Interface dataset entries
---
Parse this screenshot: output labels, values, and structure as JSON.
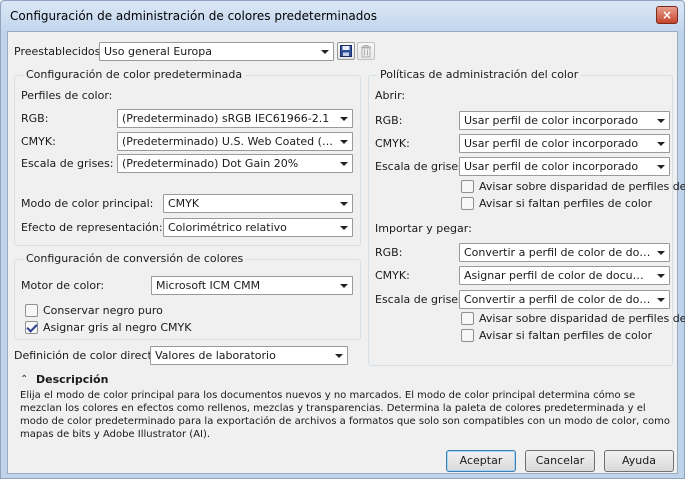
{
  "title": "Configuración de administración de colores predeterminados",
  "close_label": "×",
  "presets": {
    "label": "Preestablecidos:",
    "value": "Uso general Europa"
  },
  "default_settings": {
    "title": "Configuración de color predeterminada",
    "profiles_label": "Perfiles de color:",
    "rgb": {
      "label": "RGB:",
      "value": "(Predeterminado) sRGB IEC61966-2.1"
    },
    "cmyk": {
      "label": "CMYK:",
      "value": "(Predeterminado) U.S. Web Coated (SWOP)..."
    },
    "gray": {
      "label": "Escala de grises:",
      "value": "(Predeterminado) Dot Gain 20%"
    },
    "primary_mode": {
      "label": "Modo de color principal:",
      "value": "CMYK"
    },
    "rendering_intent": {
      "label": "Efecto de representación:",
      "value": "Colorimétrico relativo"
    }
  },
  "conversion": {
    "title": "Configuración de conversión de colores",
    "engine": {
      "label": "Motor de color:",
      "value": "Microsoft ICM CMM"
    },
    "preserve_black": {
      "label": "Conservar negro puro",
      "checked": false
    },
    "map_gray": {
      "label": "Asignar gris al negro CMYK",
      "checked": true
    }
  },
  "spot": {
    "label": "Definición de color directo:",
    "value": "Valores de laboratorio"
  },
  "policies": {
    "title": "Políticas de administración del color",
    "open": {
      "label": "Abrir:",
      "rgb": {
        "label": "RGB:",
        "value": "Usar perfil de color incorporado"
      },
      "cmyk": {
        "label": "CMYK:",
        "value": "Usar perfil de color incorporado"
      },
      "gray": {
        "label": "Escala de grises:",
        "value": "Usar perfil de color incorporado"
      },
      "warn_mismatch": {
        "label": "Avisar sobre disparidad de perfiles de color",
        "checked": false
      },
      "warn_missing": {
        "label": "Avisar si faltan perfiles de color",
        "checked": false
      }
    },
    "import": {
      "label": "Importar y pegar:",
      "rgb": {
        "label": "RGB:",
        "value": "Convertir a perfil de color de documento"
      },
      "cmyk": {
        "label": "CMYK:",
        "value": "Asignar perfil de color de documento"
      },
      "gray": {
        "label": "Escala de grises:",
        "value": "Convertir a perfil de color de documento"
      },
      "warn_mismatch": {
        "label": "Avisar sobre disparidad de perfiles de color",
        "checked": false
      },
      "warn_missing": {
        "label": "Avisar si faltan perfiles de color",
        "checked": false
      }
    }
  },
  "description": {
    "title": "Descripción",
    "text": "Elija el modo de color principal para los documentos nuevos y no marcados. El modo de color principal determina cómo se mezclan los colores en efectos como rellenos, mezclas y transparencias. Determina la paleta de colores predeterminada y el modo de color predeterminado para la exportación de archivos a formatos que solo son compatibles con un modo de color, como mapas de bits y Adobe Illustrator (AI)."
  },
  "buttons": {
    "ok": "Aceptar",
    "cancel": "Cancelar",
    "help": "Ayuda"
  }
}
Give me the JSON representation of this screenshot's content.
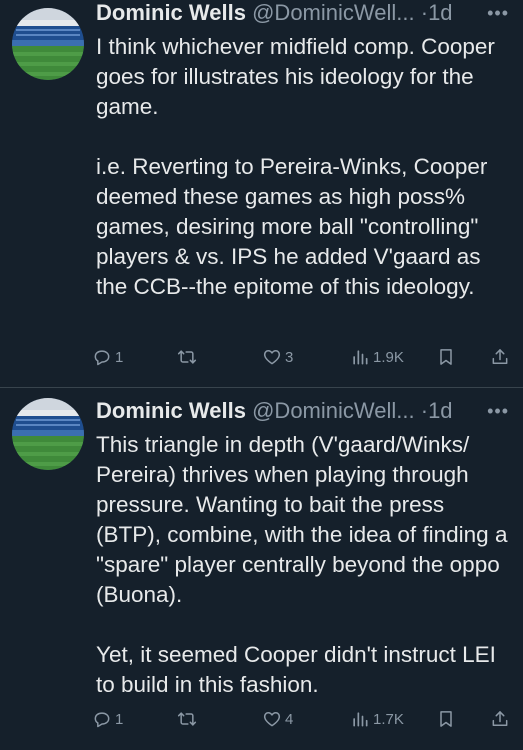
{
  "tweets": [
    {
      "author": {
        "display_name": "Dominic Wells",
        "handle": "@DominicWell...",
        "separator": "·",
        "time": "1d"
      },
      "more_label": "•••",
      "paragraphs": [
        "I think whichever midfield comp. Cooper goes for illustrates his ideology for the game.",
        "i.e. Reverting to Pereira-Winks, Cooper deemed these games as high poss% games, desiring more ball \"controlling\" players & vs. IPS he added V'gaard as the CCB--the epitome of this ideology."
      ],
      "stats": {
        "replies": "1",
        "retweets": "",
        "likes": "3",
        "views": "1.9K"
      }
    },
    {
      "author": {
        "display_name": "Dominic Wells",
        "handle": "@DominicWell...",
        "separator": "·",
        "time": "1d"
      },
      "more_label": "•••",
      "paragraphs": [
        "This triangle in depth (V'gaard/Winks/ Pereira) thrives when playing through pressure. Wanting to bait the press (BTP), combine, with the idea of finding a \"spare\" player centrally beyond the oppo (Buona).",
        "Yet, it seemed Cooper didn't instruct LEI to build in this fashion."
      ],
      "stats": {
        "replies": "1",
        "retweets": "",
        "likes": "4",
        "views": "1.7K"
      }
    }
  ],
  "icons": {
    "reply": "speech-bubble-icon",
    "retweet": "retweet-arrows-icon",
    "like": "heart-icon",
    "views": "bar-chart-icon",
    "bookmark": "bookmark-icon",
    "share": "share-upload-icon"
  },
  "colors": {
    "background": "#15202b",
    "text_primary": "#e7e9ea",
    "text_secondary": "#8b98a5",
    "divider": "#38444d"
  }
}
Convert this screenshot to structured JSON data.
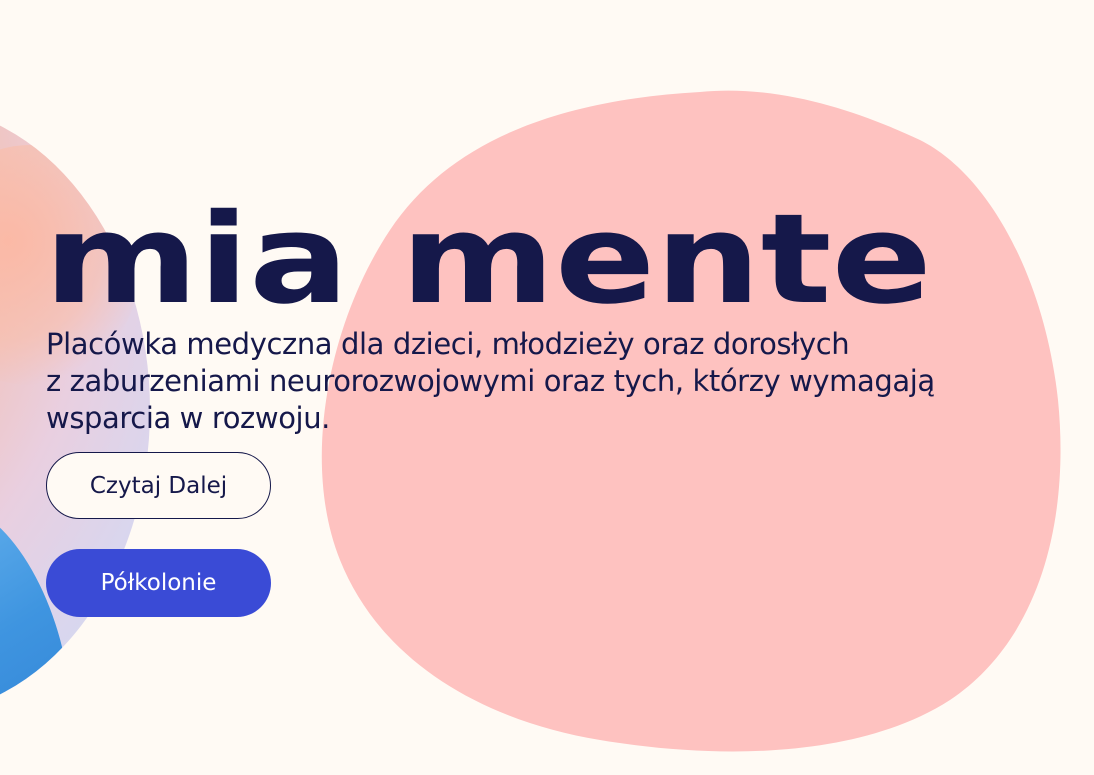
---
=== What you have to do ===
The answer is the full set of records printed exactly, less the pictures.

=== Output for this task ===
Parse this screenshot: output labels, values, and structure as JSON.
{
  "title": "Configuración de administración de colores predeterminados",
  "close_label": "×",
  "presets": {
    "label": "Preestablecidos:",
    "value": "Uso general Europa"
  },
  "default_settings": {
    "title": "Configuración de color predeterminada",
    "profiles_label": "Perfiles de color:",
    "rgb": {
      "label": "RGB:",
      "value": "(Predeterminado) sRGB IEC61966-2.1"
    },
    "cmyk": {
      "label": "CMYK:",
      "value": "(Predeterminado) U.S. Web Coated (SWOP)..."
    },
    "gray": {
      "label": "Escala de grises:",
      "value": "(Predeterminado) Dot Gain 20%"
    },
    "primary_mode": {
      "label": "Modo de color principal:",
      "value": "CMYK"
    },
    "rendering_intent": {
      "label": "Efecto de representación:",
      "value": "Colorimétrico relativo"
    }
  },
  "conversion": {
    "title": "Configuración de conversión de colores",
    "engine": {
      "label": "Motor de color:",
      "value": "Microsoft ICM CMM"
    },
    "preserve_black": {
      "label": "Conservar negro puro",
      "checked": false
    },
    "map_gray": {
      "label": "Asignar gris al negro CMYK",
      "checked": true
    }
  },
  "spot": {
    "label": "Definición de color directo:",
    "value": "Valores de laboratorio"
  },
  "policies": {
    "title": "Políticas de administración del color",
    "open": {
      "label": "Abrir:",
      "rgb": {
        "label": "RGB:",
        "value": "Usar perfil de color incorporado"
      },
      "cmyk": {
        "label": "CMYK:",
        "value": "Usar perfil de color incorporado"
      },
      "gray": {
        "label": "Escala de grises:",
        "value": "Usar perfil de color incorporado"
      },
      "warn_mismatch": {
        "label": "Avisar sobre disparidad de perfiles de color",
        "checked": false
      },
      "warn_missing": {
        "label": "Avisar si faltan perfiles de color",
        "checked": false
      }
    },
    "import": {
      "label": "Importar y pegar:",
      "rgb": {
        "label": "RGB:",
        "value": "Convertir a perfil de color de documento"
      },
      "cmyk": {
        "label": "CMYK:",
        "value": "Asignar perfil de color de documento"
      },
      "gray": {
        "label": "Escala de grises:",
        "value": "Convertir a perfil de color de documento"
      },
      "warn_mismatch": {
        "label": "Avisar sobre disparidad de perfiles de color",
        "checked": false
      },
      "warn_missing": {
        "label": "Avisar si faltan perfiles de color",
        "checked": false
      }
    }
  },
  "description": {
    "title": "Descripción",
    "text": "Elija el modo de color principal para los documentos nuevos y no marcados. El modo de color principal determina cómo se mezclan los colores en efectos como rellenos, mezclas y transparencias. Determina la paleta de colores predeterminada y el modo de color predeterminado para la exportación de archivos a formatos que solo son compatibles con un modo de color, como mapas de bits y Adobe Illustrator (AI)."
  },
  "buttons": {
    "ok": "Aceptar",
    "cancel": "Cancelar",
    "help": "Ayuda"
  }
}
Give me the JSON representation of this screenshot's content.
{
  "tweets": [
    {
      "author": {
        "display_name": "Dominic Wells",
        "handle": "@DominicWell...",
        "separator": "·",
        "time": "1d"
      },
      "more_label": "•••",
      "paragraphs": [
        "I think whichever midfield comp. Cooper goes for illustrates his ideology for the game.",
        "i.e. Reverting to Pereira-Winks, Cooper deemed these games as high poss% games, desiring more ball \"controlling\" players & vs. IPS he added V'gaard as the CCB--the epitome of this ideology."
      ],
      "stats": {
        "replies": "1",
        "retweets": "",
        "likes": "3",
        "views": "1.9K"
      }
    },
    {
      "author": {
        "display_name": "Dominic Wells",
        "handle": "@DominicWell...",
        "separator": "·",
        "time": "1d"
      },
      "more_label": "•••",
      "paragraphs": [
        "This triangle in depth (V'gaard/Winks/ Pereira) thrives when playing through pressure. Wanting to bait the press (BTP), combine, with the idea of finding a \"spare\" player centrally beyond the oppo (Buona).",
        "Yet, it seemed Cooper didn't instruct LEI to build in this fashion."
      ],
      "stats": {
        "replies": "1",
        "retweets": "",
        "likes": "4",
        "views": "1.7K"
      }
    }
  ],
  "icons": {
    "reply": "speech-bubble-icon",
    "retweet": "retweet-arrows-icon",
    "like": "heart-icon",
    "views": "bar-chart-icon",
    "bookmark": "bookmark-icon",
    "share": "share-upload-icon"
  },
  "colors": {
    "background": "#15202b",
    "text_primary": "#e7e9ea",
    "text_secondary": "#8b98a5",
    "divider": "#38444d"
  }
}
Convert this screenshot to structured JSON data.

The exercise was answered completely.